When this tour ended, Richie formed his own Ceili band 'The Richard Fitzgerald Ceili Band' which Kathleen later fronted as lead vocalist. The band went from strength to strength, so much so that they were voted Irelands Top Band in a competition sponsored by RTE and Michelstown Creameries. The prize was 15 minutes of airtime every week featuring the bands music. This continued for 11 years and subsequently led to widespread acclaim for the band and their music.
The addition of Kathleen as lead vocalist added a new and interesting element to the bands sound. Kathleen's hit song Beautiful Bundoran, written by Waterford native Mai O Higgins, and her renditions of other popular ballads increased the popularity of the band at home and with the Irish overseas. This catapulted the band to new heights which could be seen clearly in the band's constant sold out shows of the late 60's and into the 70's. They recorded for His Masters Voice (HMV), Dublin and Polygram records, performing for both the BBC and RTE TV channels.
Coming from such a musical family background it was no wonder that the girls started playing at an early age. Their early musical training came from the local nuns and this can be seen in the early recordings of Marie Thérèse and Gráinne aged 3 yrs old respectively. Through their mother and uncles they learnt a massive repertoire of Irish folk, pub and ballad songs as well as the music of O'Carolan.
The girls also were exposed to the constant sounds of music in the house as their mother Kathleen continued to make recordings after she left the band so musicians were always down at the house rehearsing and their Uncle Ritchie came down every Friday night to teach them the traditional tunes that had made the Fitzgerald Ceili Bnad so famous. Their dad, who had served in the U.S. army when he was young, also had a large record collection of old time country music collected during the time he spent in the U.S., and these with the traditional Ceili tunes and songs learned from their mother and uncles became the soundtrack to the girls early life.
It was only natural that the girls would form a band of their own and they were named (the very un-original) Diver Sisters. This became their summer job and they played for the tourists in hotels around the county and got a lot of the local support slots to big artists at the time such as Paddy Reilly, The Dubliners and The Furey Brothers and Davey Arthur to name but a few. During this time they also toured the UK, Scotland and Germany extensively with their mother as lead singer and learned many hundreds of songs, including emigrant ballads that were popular at the time with a large amount of ex-pats that came to their shows. This was a great learning curve for the girls and has shaped them into the performers they are today.
When the girls reached their teens they decided that they had outgrown the name the Diver Sisters and so adopted the name The Screaming Orphans and thus the second stage of the band came into being.
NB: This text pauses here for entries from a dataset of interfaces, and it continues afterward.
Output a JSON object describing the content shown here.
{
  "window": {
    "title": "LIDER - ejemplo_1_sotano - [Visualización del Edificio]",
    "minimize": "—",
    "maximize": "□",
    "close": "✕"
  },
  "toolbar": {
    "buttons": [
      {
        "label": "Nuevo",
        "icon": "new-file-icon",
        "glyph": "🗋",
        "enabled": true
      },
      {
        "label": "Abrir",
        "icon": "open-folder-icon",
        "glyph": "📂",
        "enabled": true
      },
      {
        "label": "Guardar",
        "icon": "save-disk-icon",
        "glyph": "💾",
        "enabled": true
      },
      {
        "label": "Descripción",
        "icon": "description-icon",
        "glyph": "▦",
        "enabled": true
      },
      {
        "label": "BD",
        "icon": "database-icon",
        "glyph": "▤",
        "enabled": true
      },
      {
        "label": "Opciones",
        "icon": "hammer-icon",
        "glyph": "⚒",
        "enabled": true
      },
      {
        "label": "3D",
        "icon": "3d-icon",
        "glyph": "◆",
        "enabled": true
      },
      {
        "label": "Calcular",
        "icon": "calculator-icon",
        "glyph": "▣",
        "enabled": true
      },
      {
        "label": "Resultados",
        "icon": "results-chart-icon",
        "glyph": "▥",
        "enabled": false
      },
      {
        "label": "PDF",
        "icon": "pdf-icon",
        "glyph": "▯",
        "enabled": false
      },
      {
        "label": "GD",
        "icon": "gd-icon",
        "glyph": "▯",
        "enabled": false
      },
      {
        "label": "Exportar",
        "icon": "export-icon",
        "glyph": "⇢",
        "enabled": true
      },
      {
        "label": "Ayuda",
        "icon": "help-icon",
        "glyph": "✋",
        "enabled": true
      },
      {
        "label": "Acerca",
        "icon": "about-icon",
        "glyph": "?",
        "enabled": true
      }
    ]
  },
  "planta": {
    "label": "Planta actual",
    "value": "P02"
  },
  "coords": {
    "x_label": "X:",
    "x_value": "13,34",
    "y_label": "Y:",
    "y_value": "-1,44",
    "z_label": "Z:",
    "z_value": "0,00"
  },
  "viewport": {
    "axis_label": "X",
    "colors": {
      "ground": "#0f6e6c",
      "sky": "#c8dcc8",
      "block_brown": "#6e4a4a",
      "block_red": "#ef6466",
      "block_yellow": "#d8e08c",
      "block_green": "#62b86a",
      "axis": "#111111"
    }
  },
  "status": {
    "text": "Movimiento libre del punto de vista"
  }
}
Although they are known for their pop songs they have never lost touch with their roots and can easily switch from an original pop song into a trad tune or a verse of the Galway Shawl.